### ABOUT THIS TASK:
From the data below, give the number of lines holding the word "تنظیمات", with nothing else added.
[Opening EXCERPTED DATA section]
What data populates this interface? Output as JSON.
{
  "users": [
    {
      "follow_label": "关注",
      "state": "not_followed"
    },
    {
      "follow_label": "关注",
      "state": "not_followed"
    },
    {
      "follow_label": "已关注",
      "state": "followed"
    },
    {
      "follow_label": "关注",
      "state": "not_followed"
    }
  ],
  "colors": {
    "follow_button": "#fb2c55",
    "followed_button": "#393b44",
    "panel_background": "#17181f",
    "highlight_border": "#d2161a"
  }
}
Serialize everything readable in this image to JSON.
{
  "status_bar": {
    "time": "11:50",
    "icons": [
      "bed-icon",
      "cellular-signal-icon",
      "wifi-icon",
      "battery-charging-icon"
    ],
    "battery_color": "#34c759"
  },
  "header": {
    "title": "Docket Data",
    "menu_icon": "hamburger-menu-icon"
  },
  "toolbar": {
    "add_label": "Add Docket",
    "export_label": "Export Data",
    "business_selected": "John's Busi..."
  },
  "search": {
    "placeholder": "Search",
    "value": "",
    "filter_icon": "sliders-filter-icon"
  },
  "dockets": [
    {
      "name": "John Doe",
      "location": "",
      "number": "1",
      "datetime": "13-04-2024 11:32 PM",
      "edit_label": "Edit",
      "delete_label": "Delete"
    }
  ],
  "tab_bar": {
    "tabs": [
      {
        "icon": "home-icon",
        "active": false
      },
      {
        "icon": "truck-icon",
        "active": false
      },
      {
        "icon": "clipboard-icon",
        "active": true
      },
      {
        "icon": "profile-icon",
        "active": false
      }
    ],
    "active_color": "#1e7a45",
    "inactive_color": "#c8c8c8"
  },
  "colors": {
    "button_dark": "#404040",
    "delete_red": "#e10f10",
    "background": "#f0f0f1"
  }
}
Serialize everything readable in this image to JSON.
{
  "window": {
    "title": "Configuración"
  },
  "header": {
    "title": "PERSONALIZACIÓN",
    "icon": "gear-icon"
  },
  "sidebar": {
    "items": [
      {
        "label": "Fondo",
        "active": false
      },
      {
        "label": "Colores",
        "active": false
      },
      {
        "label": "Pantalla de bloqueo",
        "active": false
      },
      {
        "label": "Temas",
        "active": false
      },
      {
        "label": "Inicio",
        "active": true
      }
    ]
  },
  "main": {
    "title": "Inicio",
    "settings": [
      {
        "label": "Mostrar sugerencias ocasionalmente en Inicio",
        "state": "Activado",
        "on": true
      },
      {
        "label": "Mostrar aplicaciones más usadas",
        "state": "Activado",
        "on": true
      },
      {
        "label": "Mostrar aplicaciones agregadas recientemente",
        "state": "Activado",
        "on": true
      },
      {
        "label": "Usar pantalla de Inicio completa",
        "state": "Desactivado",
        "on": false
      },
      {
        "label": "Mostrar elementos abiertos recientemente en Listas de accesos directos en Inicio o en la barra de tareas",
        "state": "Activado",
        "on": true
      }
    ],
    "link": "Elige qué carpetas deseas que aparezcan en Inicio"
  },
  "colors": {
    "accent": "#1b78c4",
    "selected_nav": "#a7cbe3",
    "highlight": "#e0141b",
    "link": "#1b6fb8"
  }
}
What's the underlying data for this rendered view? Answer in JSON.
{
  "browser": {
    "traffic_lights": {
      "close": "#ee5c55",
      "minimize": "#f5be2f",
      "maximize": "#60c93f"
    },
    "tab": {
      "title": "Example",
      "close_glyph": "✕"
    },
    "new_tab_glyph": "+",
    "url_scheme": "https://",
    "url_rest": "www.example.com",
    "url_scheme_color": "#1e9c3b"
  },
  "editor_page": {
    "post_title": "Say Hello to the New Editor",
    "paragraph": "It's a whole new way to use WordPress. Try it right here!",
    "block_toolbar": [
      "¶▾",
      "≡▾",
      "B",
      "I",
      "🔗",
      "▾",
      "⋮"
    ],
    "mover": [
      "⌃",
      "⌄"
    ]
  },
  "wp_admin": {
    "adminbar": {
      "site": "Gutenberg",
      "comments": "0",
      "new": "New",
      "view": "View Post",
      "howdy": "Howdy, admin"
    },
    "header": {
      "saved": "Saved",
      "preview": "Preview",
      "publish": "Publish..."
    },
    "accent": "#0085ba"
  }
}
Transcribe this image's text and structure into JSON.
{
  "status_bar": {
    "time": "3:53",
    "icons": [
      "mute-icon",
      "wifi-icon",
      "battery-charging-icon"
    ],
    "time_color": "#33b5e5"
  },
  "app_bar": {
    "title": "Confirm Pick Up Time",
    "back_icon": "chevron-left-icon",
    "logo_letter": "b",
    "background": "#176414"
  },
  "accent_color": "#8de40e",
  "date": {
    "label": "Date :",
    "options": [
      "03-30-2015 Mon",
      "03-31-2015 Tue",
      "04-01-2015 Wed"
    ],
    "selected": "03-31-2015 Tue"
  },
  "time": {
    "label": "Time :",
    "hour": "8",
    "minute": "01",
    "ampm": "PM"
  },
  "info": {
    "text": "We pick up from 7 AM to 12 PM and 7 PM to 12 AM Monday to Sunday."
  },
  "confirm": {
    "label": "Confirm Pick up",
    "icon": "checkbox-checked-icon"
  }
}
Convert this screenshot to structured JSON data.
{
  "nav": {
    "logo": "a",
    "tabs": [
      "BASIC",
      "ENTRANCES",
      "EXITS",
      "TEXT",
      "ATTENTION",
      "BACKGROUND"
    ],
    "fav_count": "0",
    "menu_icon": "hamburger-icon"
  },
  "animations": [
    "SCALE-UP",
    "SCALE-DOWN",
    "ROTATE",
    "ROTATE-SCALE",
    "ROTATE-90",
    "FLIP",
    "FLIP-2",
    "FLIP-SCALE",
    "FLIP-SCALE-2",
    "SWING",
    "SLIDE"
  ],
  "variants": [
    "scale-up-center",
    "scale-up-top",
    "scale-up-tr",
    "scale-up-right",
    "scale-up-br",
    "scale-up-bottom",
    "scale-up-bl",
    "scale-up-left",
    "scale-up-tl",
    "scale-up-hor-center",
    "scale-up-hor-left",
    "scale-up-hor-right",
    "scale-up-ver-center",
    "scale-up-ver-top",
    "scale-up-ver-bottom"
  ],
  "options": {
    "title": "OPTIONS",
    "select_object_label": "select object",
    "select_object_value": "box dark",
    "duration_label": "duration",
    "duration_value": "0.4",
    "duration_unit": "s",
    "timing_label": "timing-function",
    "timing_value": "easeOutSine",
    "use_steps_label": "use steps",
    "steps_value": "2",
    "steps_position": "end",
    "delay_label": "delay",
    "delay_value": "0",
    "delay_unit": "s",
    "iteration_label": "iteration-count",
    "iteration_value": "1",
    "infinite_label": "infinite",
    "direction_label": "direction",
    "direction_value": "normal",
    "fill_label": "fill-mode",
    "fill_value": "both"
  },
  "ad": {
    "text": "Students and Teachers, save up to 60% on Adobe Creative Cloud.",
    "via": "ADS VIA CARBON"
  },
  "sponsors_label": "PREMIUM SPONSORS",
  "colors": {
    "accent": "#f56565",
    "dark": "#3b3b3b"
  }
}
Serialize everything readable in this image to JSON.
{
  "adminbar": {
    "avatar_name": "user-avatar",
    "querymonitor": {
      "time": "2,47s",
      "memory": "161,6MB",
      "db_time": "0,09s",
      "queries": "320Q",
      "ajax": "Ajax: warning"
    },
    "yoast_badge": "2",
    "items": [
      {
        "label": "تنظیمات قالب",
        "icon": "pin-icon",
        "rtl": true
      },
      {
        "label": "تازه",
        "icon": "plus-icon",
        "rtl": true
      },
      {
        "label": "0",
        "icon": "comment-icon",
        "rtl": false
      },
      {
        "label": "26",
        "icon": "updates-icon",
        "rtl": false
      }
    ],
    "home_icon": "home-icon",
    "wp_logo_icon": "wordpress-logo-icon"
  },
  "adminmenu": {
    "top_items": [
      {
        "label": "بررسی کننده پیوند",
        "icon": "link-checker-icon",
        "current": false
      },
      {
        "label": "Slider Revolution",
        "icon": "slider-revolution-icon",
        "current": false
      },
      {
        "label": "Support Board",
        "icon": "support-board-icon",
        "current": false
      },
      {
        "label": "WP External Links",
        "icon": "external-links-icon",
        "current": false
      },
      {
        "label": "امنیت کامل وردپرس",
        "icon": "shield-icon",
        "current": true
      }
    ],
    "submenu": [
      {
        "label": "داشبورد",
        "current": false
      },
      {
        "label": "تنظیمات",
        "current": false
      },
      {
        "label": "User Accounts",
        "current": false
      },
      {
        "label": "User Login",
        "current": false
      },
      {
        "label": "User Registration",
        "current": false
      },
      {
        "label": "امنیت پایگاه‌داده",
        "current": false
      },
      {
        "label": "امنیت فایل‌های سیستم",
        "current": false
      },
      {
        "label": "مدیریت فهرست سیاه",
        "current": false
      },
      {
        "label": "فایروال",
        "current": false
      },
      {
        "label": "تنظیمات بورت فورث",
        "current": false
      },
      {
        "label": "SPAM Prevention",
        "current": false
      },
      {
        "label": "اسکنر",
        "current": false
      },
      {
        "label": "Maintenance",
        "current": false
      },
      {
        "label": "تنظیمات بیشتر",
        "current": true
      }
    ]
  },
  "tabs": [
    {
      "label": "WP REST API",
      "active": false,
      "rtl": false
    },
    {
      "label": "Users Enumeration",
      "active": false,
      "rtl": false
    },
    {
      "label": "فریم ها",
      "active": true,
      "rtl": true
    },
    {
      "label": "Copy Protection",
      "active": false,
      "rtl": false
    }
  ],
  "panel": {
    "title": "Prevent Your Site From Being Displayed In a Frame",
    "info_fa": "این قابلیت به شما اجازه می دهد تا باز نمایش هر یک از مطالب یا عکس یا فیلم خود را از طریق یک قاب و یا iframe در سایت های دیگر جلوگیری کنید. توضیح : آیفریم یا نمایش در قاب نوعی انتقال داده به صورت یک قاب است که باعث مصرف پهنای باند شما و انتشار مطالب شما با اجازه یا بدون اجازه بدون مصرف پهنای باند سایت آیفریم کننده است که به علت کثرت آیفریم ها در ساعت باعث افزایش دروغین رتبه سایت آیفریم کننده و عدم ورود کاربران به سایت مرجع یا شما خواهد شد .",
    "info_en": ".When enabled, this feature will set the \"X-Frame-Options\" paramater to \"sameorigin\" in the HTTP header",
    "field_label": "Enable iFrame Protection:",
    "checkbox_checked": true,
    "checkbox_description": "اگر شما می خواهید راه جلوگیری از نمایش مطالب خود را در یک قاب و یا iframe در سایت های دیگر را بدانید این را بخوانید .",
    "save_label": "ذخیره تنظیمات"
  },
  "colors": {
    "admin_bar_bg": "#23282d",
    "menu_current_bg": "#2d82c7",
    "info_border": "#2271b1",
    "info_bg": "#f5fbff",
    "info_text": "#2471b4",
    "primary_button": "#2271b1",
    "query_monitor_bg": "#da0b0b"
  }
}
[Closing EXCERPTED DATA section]
### ANSWER BOX:
5